Exactly as written, return the entries below, minus any pictures.
------
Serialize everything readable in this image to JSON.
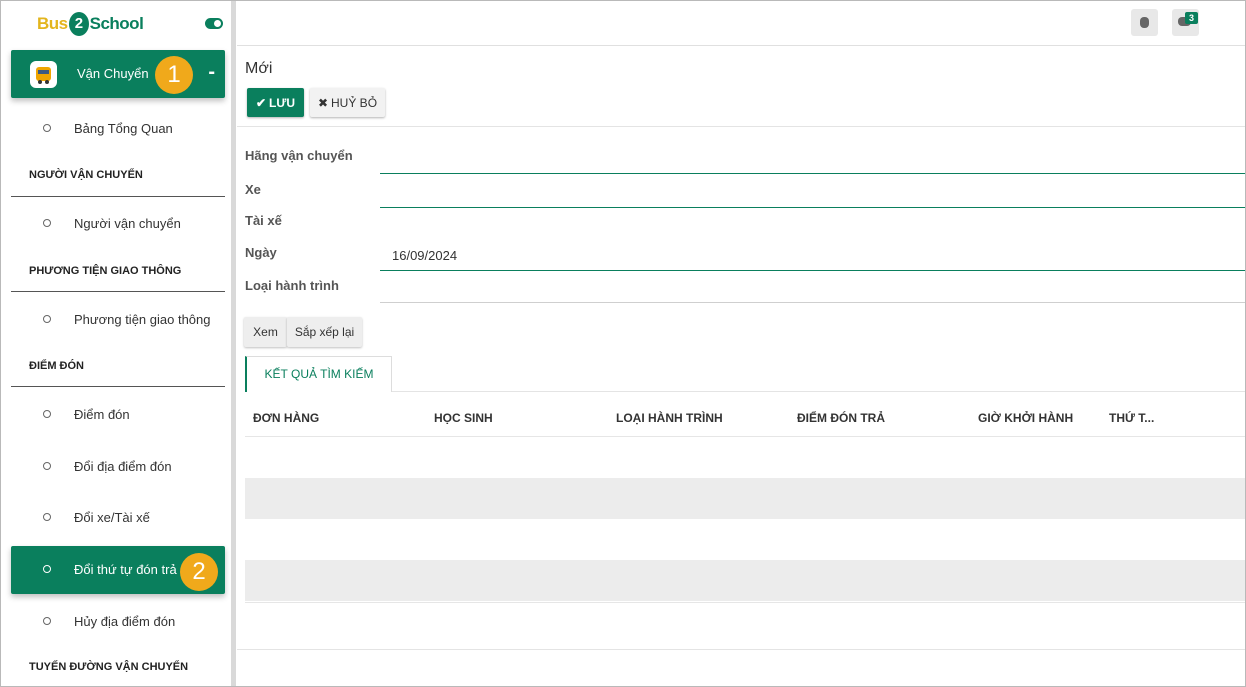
{
  "logo": {
    "part1": "Bus",
    "part2": "2",
    "part3": "School"
  },
  "sidebar": {
    "module_label": "Vận Chuyển",
    "module_toggle": "-",
    "items": {
      "overview": "Bảng Tổng Quan",
      "carrier": "Người vận chuyển",
      "vehicle": "Phương tiện giao thông",
      "pickup": "Điểm đón",
      "change_pickup": "Đổi địa điểm đón",
      "change_vehicle": "Đổi xe/Tài xế",
      "change_order": "Đổi thứ tự đón trả",
      "cancel_pickup": "Hủy địa điểm đón"
    },
    "sections": {
      "carrier": "NGƯỜI VẬN CHUYỂN",
      "vehicle": "PHƯƠNG TIỆN GIAO THÔNG",
      "pickup": "ĐIỂM ĐÓN",
      "route": "TUYẾN ĐƯỜNG VẬN CHUYỂN"
    }
  },
  "badges": {
    "first": "1",
    "second": "2"
  },
  "topbar": {
    "chat_count": "3"
  },
  "form": {
    "title": "Mới",
    "save_label": "LƯU",
    "cancel_label": "HUỶ BỎ",
    "labels": {
      "carrier_company": "Hãng vận chuyển",
      "vehicle": "Xe",
      "driver": "Tài xế",
      "date": "Ngày",
      "route_type": "Loại hành trình"
    },
    "date_value": "16/09/2024",
    "view_label": "Xem",
    "reorder_label": "Sắp xếp lại"
  },
  "results": {
    "tab_label": "KẾT QUẢ TÌM KIẾM",
    "columns": [
      "ĐƠN HÀNG",
      "HỌC SINH",
      "LOẠI HÀNH TRÌNH",
      "ĐIỂM ĐÓN TRẢ",
      "GIỜ KHỞI HÀNH",
      "THỨ T..."
    ]
  },
  "colors": {
    "primary": "#0a7f5d",
    "badge": "#f0a91b",
    "logo_yellow": "#e3b51d"
  }
}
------
_FINAL ANSWER_
Serialize everything readable in this image to JSON.
{
  "logo": {
    "part1": "Bus",
    "part2": "2",
    "part3": "School"
  },
  "sidebar": {
    "module_label": "Vận Chuyển",
    "module_toggle": "-",
    "items": {
      "overview": "Bảng Tổng Quan",
      "carrier": "Người vận chuyển",
      "vehicle": "Phương tiện giao thông",
      "pickup": "Điểm đón",
      "change_pickup": "Đổi địa điểm đón",
      "change_vehicle": "Đổi xe/Tài xế",
      "change_order": "Đổi thứ tự đón trả",
      "cancel_pickup": "Hủy địa điểm đón"
    },
    "sections": {
      "carrier": "NGƯỜI VẬN CHUYỂN",
      "vehicle": "PHƯƠNG TIỆN GIAO THÔNG",
      "pickup": "ĐIỂM ĐÓN",
      "route": "TUYẾN ĐƯỜNG VẬN CHUYỂN"
    }
  },
  "badges": {
    "first": "1",
    "second": "2"
  },
  "topbar": {
    "chat_count": "3"
  },
  "form": {
    "title": "Mới",
    "save_label": "LƯU",
    "cancel_label": "HUỶ BỎ",
    "labels": {
      "carrier_company": "Hãng vận chuyển",
      "vehicle": "Xe",
      "driver": "Tài xế",
      "date": "Ngày",
      "route_type": "Loại hành trình"
    },
    "date_value": "16/09/2024",
    "view_label": "Xem",
    "reorder_label": "Sắp xếp lại"
  },
  "results": {
    "tab_label": "KẾT QUẢ TÌM KIẾM",
    "columns": [
      "ĐƠN HÀNG",
      "HỌC SINH",
      "LOẠI HÀNH TRÌNH",
      "ĐIỂM ĐÓN TRẢ",
      "GIỜ KHỞI HÀNH",
      "THỨ T..."
    ]
  },
  "colors": {
    "primary": "#0a7f5d",
    "badge": "#f0a91b",
    "logo_yellow": "#e3b51d"
  }
}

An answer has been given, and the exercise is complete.